  • FreedMike One of the things that we here in North America often forget about Europe is that it's a COMPLETELY different world to drive in. Imagine driving in the downtown area of the city you live in 24/7, and never leaving it, and you have a decent simulation of what it's like to drive in a place like Paris, or London, or Rome - or Manhattan, for that matter. As far as the "dystopia" is concerned, I don't really see it that way. This isn't made for people living in the 'burbs - it's for urban dwellers. And for that application, this car would be about perfect. The big question is how successful the effort to provide large-scale EV charging in urban areas will be.
  • Matzel I am hoping that Vee-Dub will improve the UX and offer additional color options for the 2024 Mk8.5 refresh for Canada. Until then, I'll be quite happy with my '21 GTI performance pack. It still puts a smile on my face going through the twisty bits.
  • Stanley Steamer There have been other concepts with BYOT, that I have always thought was a great idea. Replacing bespoke parts is expensive. If I can plug in a standard 17" monitor to serve as my instrument panel, as well as speakers, radio, generic motors, batteries, I'm for it. Cheaper repair, replacement, or upgrade costs. Heck I'd even like to put in my own comfy seats. My house didn't come with a built in LaZboy. The irony is that omitting these bespoke items at the point of sale allows me to create a more bespoke car as a whole. It's hard to imagine what an empty rolling monocoque chassis would look like capable of having powertrains and accessories easily bolted on in my garage, but something like the Bollinger suv comes to mind.

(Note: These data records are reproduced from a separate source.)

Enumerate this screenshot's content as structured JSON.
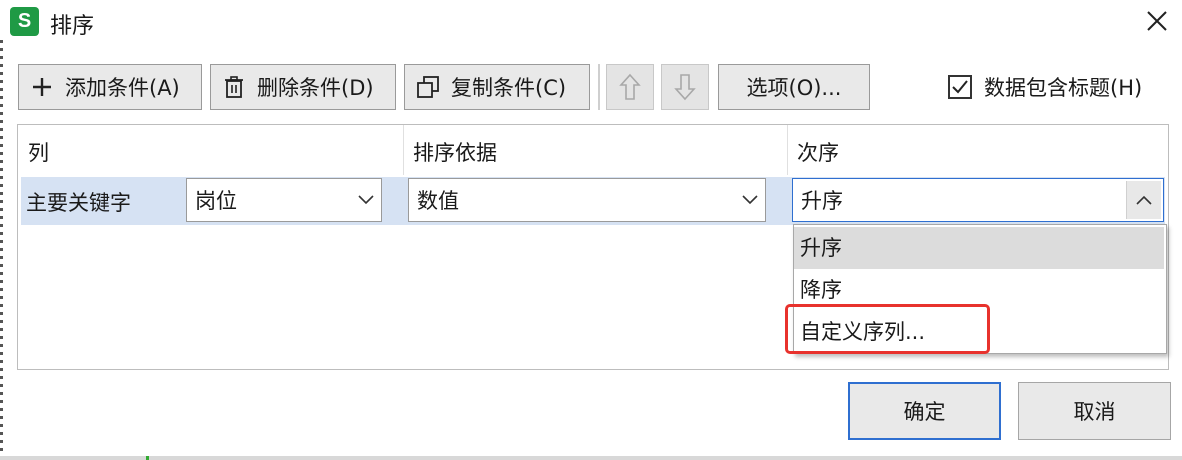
{
  "window": {
    "title": "排序",
    "app_icon_letter": "S",
    "app_icon_color": "#1f9a45"
  },
  "toolbar": {
    "add_label": "添加条件(A)",
    "delete_label": "删除条件(D)",
    "copy_label": "复制条件(C)",
    "options_label": "选项(O)...",
    "header_checkbox_label": "数据包含标题(H)",
    "header_checkbox_checked": true
  },
  "grid": {
    "headers": [
      "列",
      "排序依据",
      "次序"
    ],
    "row": {
      "label": "主要关键字",
      "column_value": "岗位",
      "basis_value": "数值",
      "order_value": "升序"
    }
  },
  "dropdown": {
    "items": [
      "升序",
      "降序",
      "自定义序列..."
    ],
    "highlighted_index": 0,
    "annotated_index": 2,
    "annotation_color": "#e8322d"
  },
  "buttons": {
    "ok_label": "确定",
    "cancel_label": "取消"
  },
  "colors": {
    "selection": "#d6e2f3",
    "focus_border": "#2f6fd0"
  }
}
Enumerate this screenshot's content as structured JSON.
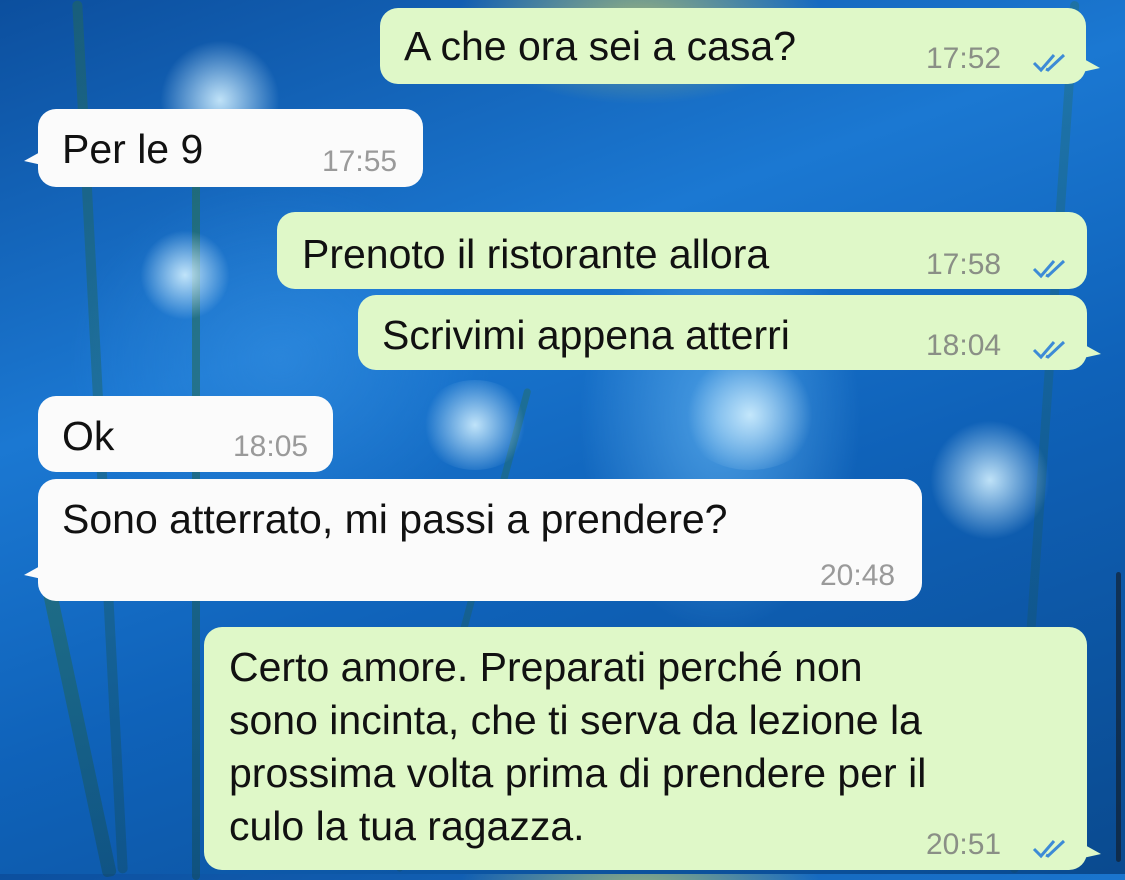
{
  "messages": [
    {
      "direction": "out",
      "text": "A che ora sei a casa?",
      "time": "17:52",
      "status": "read"
    },
    {
      "direction": "in",
      "text": "Per le 9",
      "time": "17:55"
    },
    {
      "direction": "out",
      "text": "Prenoto il ristorante allora",
      "time": "17:58",
      "status": "read"
    },
    {
      "direction": "out",
      "text": "Scrivimi appena atterri",
      "time": "18:04",
      "status": "read"
    },
    {
      "direction": "in",
      "text": "Ok",
      "time": "18:05"
    },
    {
      "direction": "in",
      "text": "Sono atterrato, mi passi a prendere?",
      "time": "20:48"
    },
    {
      "direction": "out",
      "text_lines": [
        "Certo amore. Preparati perché non",
        "sono incinta, che ti serva da lezione la",
        "prossima volta prima di prendere per il",
        "culo la tua ragazza."
      ],
      "time": "20:51",
      "status": "read"
    }
  ],
  "colors": {
    "outgoing_bubble": "#dff8c8",
    "incoming_bubble": "#fbfbfb",
    "read_checks": "#3d8bd6",
    "timestamp": "#8a8f86"
  },
  "icons": {
    "read_receipt": "double-check-icon"
  }
}
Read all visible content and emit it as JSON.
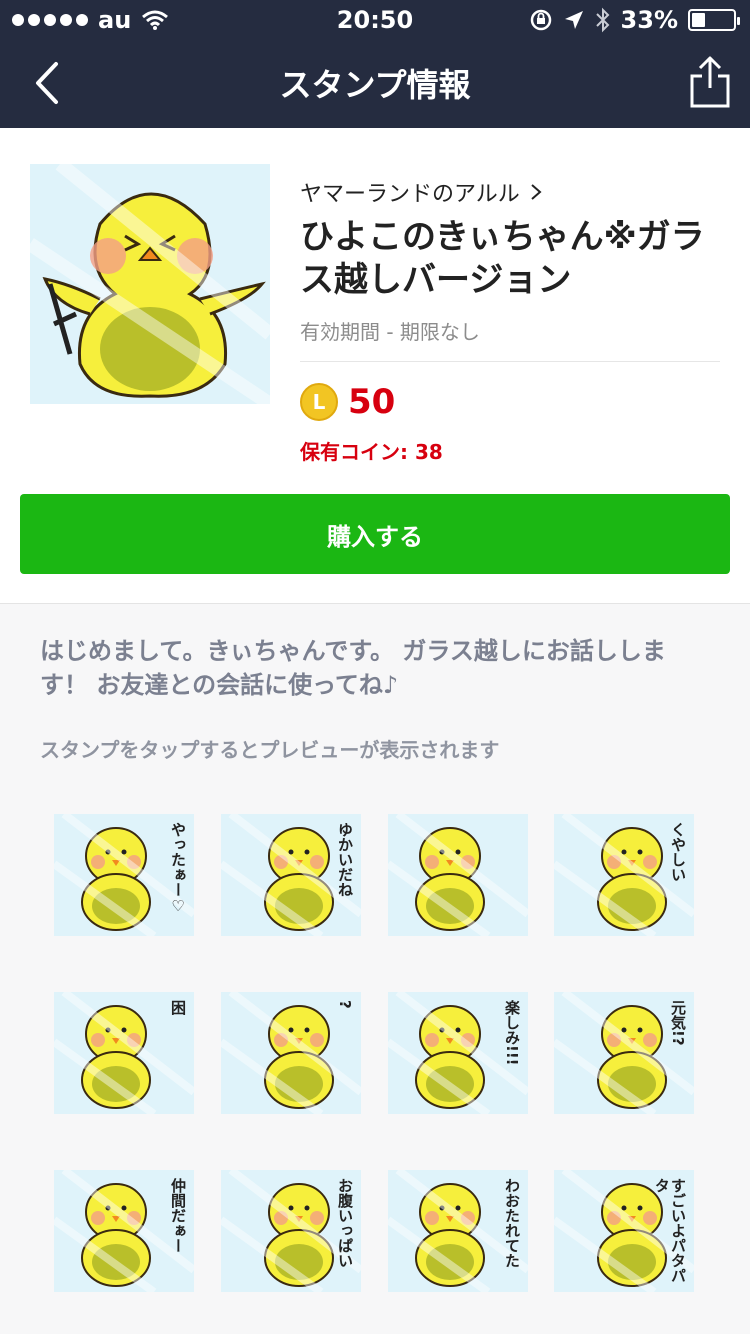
{
  "status_bar": {
    "carrier": "au",
    "time": "20:50",
    "battery": "33%",
    "battery_level": 0.33
  },
  "nav": {
    "title": "スタンプ情報"
  },
  "product": {
    "author": "ヤマーランドのアルル",
    "title": "ひよこのきぃちゃん※ガラス越しバージョン",
    "validity": "有効期間 - 期限なし",
    "coin_letter": "L",
    "price": "50",
    "owned_coins": "保有コイン: 38",
    "buy_label": "購入する"
  },
  "description": "はじめまして。きぃちゃんです。 ガラス越しにお話しします！ お友達との会話に使ってね♪",
  "hint": "スタンプをタップするとプレビューが表示されます",
  "stickers": [
    {
      "label": "やったぁー♡"
    },
    {
      "label": "ゆかいだね"
    },
    {
      "label": ""
    },
    {
      "label": "くやしい"
    },
    {
      "label": "困"
    },
    {
      "label": "?"
    },
    {
      "label": "楽しみ!!!"
    },
    {
      "label": "元気!?"
    },
    {
      "label": "仲間だぁー"
    },
    {
      "label": "お腹いっぱい"
    },
    {
      "label": "わおたれてた"
    },
    {
      "label": "すごいよパタパタ"
    }
  ],
  "colors": {
    "nav_bg": "#252c40",
    "buy_green": "#1bb713",
    "price_red": "#d7000f",
    "coin_gold": "#f2c523"
  },
  "icons": [
    "back-chevron-icon",
    "share-icon",
    "wifi-icon",
    "rotation-lock-icon",
    "location-arrow-icon",
    "bluetooth-icon",
    "battery-icon",
    "chevron-right-icon",
    "coin-icon"
  ]
}
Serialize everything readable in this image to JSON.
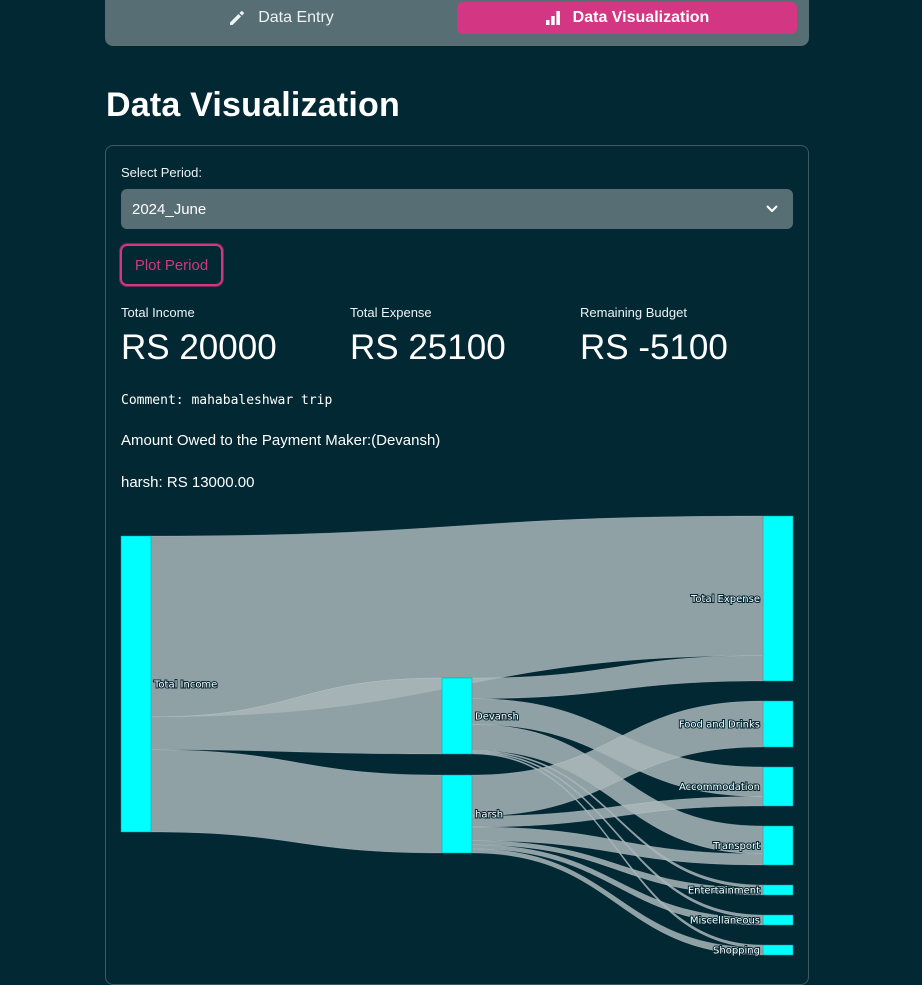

  • Iam65689044 Sometimes I'm glad the French don't sell in America. This is one of those times.